Standing on the Shoulders of Giants

Searching for the source of creativity

If you were to Google the phrase “standing on the shoulder of giants,” you would find that it is most often associated with Sir Isaac Newton. The comment was part of a letter he wrote to another scientist discussing credit for his work. He was observing that all new ideas originate partly from work done by others years before. The comment became famous, and Newton is often cited as the originator. His use of the phrase underscores it’s very meaning because he borrowed it from others. The phrase itself can be traced at least as far back as the early Middle Ages.

In 1815, a letter from Mozart was published in a German music journal describing his creative process. It says that his great symphonies came to him during walks in the woods or late at night. They would be finished in his head, and all he would have to do was sit down and write them out. It has often been cited in books on the creative process. But Mozart never wrote the letter. It was a forgery used to promote the romantic notion of inspired genius. In letters he wrote to his family, he describes a much more laborious process, including many revisions, often starting and stopping over and over.

The point of all of this is that to create something new, one must, to some extent, depend on the work of others that have gone before. One can look at almost any significant achievement and see a long chain of discoveries that preceded it. In addition, rarely does something new and important ever come without significant time and effort. Any meaningful creative endeavor takes many hours, days, or often years to go from an idea to reality. Rarely if ever does it appear like a bolt out of the blue to special individuals. This comes as no real surprise to anyone who has ever brought a new product to market, written a book, or created a significant work of art; they know that the only thing special about them is their passion for their idea and the willingness to do the work no matter the obstacles. For those of us who have not spent much time in the creative world, it is a good thing to be reminded of because we all have the potential to contribute to our world in a creative way. Our specialty progresses through this process. Anyone with a curious mind can think of a new way to manage a surgical problem or create a new approach to treating an eye disease.

If you would like to learn more about how the creative process takes place, I would recommend reading the book where the idea for this edition’s column came from.

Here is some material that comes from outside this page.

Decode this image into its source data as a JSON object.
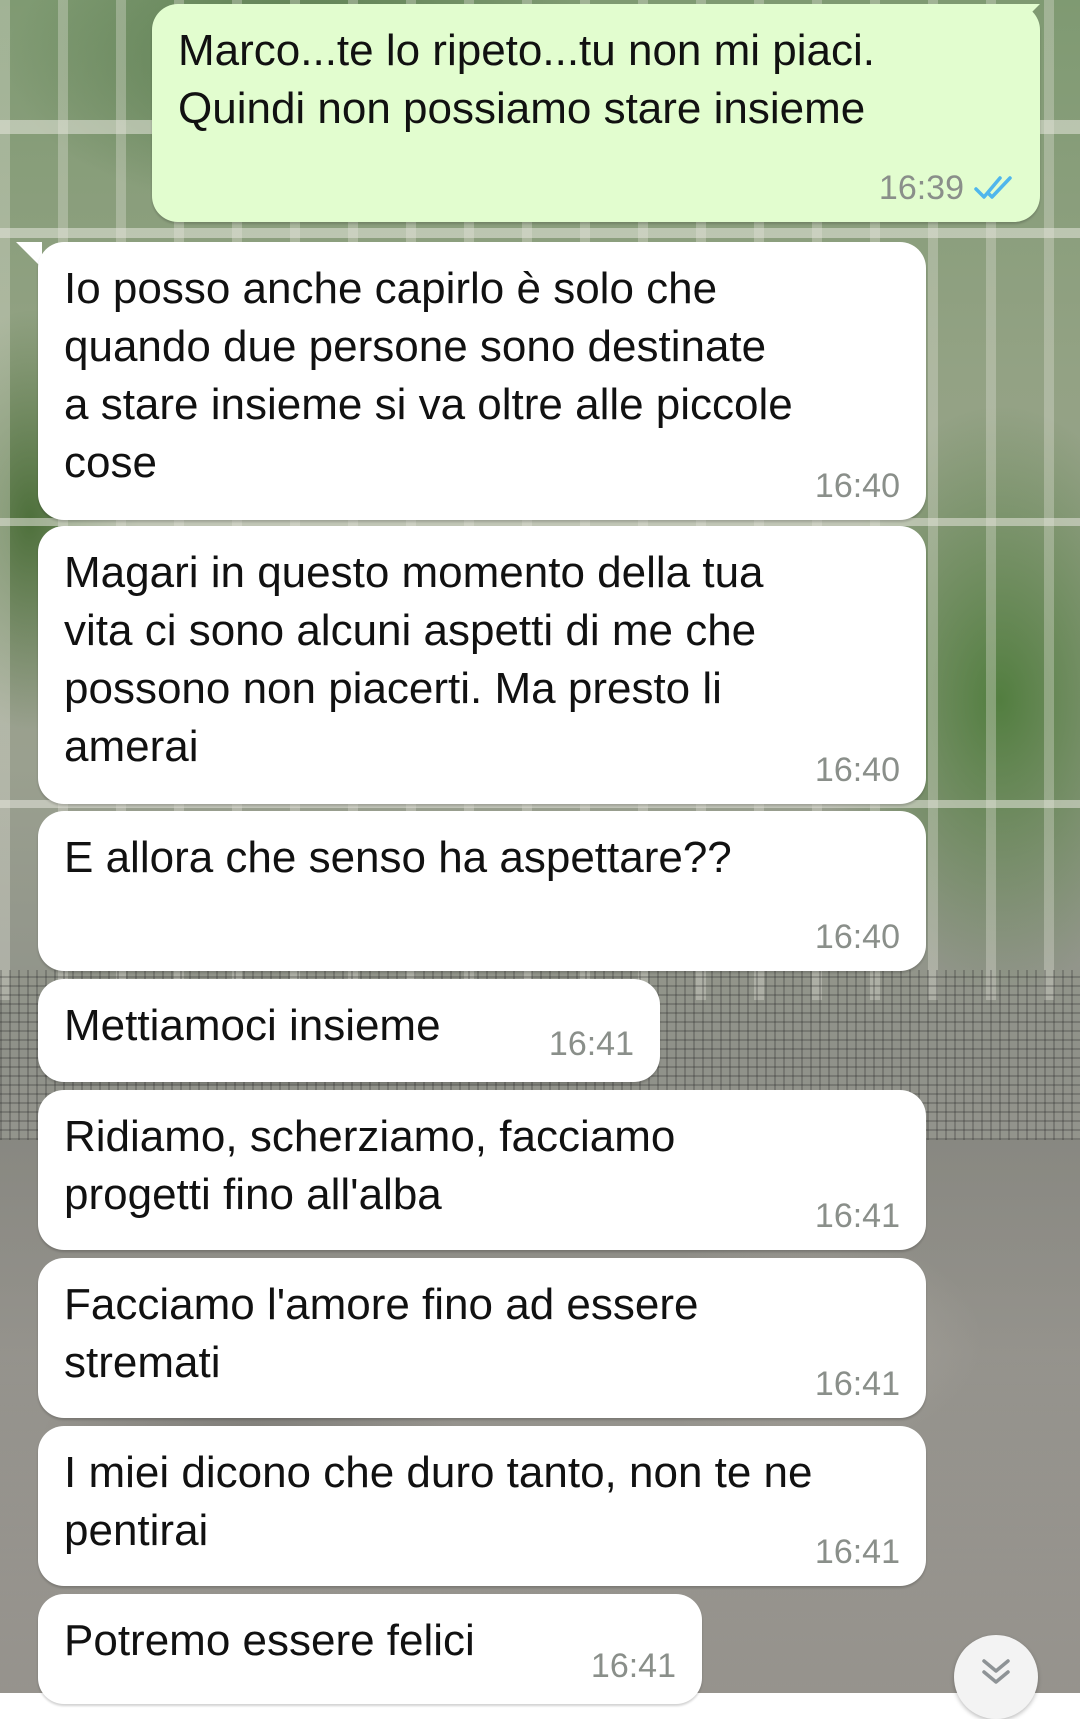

How To Fly A Horse: The Secret History of Creation, Invention, and Discovery, by Kevin Ashton will start you down that path.